(AVAILABLE DATA Opens)
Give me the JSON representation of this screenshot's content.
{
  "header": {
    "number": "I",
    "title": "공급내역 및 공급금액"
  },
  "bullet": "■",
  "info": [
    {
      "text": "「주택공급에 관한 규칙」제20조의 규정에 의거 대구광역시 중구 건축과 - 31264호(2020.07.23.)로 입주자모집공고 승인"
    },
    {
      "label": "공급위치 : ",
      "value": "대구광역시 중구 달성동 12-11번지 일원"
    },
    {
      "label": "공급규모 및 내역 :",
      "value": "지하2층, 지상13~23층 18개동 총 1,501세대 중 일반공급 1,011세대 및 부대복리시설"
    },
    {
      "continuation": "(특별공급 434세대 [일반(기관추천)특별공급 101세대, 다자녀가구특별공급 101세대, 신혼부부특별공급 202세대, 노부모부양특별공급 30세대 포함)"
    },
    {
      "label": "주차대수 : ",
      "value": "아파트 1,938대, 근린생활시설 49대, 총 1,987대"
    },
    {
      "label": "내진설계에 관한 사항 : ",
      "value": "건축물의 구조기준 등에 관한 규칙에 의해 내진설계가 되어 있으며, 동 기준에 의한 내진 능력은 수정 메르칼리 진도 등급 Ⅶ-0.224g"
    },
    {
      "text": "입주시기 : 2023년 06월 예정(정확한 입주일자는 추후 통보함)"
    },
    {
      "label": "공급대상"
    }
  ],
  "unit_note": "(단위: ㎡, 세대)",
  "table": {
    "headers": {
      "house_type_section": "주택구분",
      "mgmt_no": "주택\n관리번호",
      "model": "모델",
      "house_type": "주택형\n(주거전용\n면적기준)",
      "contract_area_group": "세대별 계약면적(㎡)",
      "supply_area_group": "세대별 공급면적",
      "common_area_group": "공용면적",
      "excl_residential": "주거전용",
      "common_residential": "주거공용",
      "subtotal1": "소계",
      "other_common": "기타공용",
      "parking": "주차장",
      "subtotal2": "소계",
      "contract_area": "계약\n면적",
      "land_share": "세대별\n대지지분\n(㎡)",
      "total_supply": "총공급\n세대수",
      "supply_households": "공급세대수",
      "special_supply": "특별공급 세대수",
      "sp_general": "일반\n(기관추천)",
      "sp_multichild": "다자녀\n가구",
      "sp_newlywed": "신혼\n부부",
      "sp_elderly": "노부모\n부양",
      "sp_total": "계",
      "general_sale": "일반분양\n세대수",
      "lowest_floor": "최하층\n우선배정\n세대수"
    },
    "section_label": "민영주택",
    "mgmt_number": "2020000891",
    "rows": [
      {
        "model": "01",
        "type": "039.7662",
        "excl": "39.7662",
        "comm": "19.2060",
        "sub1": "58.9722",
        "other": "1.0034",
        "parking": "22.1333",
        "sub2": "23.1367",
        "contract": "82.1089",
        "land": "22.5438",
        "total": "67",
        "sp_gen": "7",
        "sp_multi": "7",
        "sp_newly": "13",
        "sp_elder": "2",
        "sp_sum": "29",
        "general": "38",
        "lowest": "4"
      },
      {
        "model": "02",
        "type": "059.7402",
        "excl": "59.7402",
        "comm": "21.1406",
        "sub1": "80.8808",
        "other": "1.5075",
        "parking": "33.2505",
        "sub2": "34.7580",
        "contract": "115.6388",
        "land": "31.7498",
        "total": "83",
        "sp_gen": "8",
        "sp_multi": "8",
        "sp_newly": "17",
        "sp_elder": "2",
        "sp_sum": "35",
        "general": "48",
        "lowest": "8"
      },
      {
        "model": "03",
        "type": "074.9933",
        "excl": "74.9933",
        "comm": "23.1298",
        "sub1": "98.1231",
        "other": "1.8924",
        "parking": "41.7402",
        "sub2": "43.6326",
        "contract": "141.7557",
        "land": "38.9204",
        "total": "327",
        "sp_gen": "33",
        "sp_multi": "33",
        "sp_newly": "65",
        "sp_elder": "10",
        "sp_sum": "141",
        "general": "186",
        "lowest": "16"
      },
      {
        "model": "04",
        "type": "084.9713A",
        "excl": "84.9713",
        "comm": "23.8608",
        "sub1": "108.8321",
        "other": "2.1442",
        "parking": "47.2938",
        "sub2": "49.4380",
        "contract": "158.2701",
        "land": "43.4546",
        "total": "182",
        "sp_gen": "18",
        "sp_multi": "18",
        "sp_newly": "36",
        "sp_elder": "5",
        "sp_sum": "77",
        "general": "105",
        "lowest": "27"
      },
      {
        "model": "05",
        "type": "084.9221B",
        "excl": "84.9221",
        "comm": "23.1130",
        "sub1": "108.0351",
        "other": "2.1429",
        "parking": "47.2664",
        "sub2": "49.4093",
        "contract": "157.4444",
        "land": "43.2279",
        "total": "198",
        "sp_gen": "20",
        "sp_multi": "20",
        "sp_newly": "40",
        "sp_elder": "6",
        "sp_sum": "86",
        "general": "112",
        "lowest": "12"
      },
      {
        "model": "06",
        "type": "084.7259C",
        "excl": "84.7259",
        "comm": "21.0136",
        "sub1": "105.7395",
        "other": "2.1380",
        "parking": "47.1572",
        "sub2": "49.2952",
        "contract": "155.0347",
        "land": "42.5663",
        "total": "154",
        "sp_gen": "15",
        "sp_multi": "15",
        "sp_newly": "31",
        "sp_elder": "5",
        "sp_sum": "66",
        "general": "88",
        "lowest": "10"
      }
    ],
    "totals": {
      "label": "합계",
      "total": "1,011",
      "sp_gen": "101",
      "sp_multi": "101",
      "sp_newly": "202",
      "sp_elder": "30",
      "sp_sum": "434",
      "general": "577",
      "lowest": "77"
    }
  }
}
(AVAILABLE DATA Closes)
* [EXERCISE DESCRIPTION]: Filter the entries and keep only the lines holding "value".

* [RESULT OF THIS EXERCISE]:
      "value": "대구광역시 중구 달성동 12-11번지 일원"
      "value": "지하2층, 지상13~23층 18개동 총 1,501세대 중 일반공급 1,011세대 및 부대복리시설"
      "value": "아파트 1,938대, 근린생활시설 49대, 총 1,987대"
      "value": "건축물의 구조기준 등에 관한 규칙에 의해 내진설계가 되어 있으며, 동 기준에 의한 내진 능력은 수정 메르칼리 진도 등급 Ⅶ-0.224g"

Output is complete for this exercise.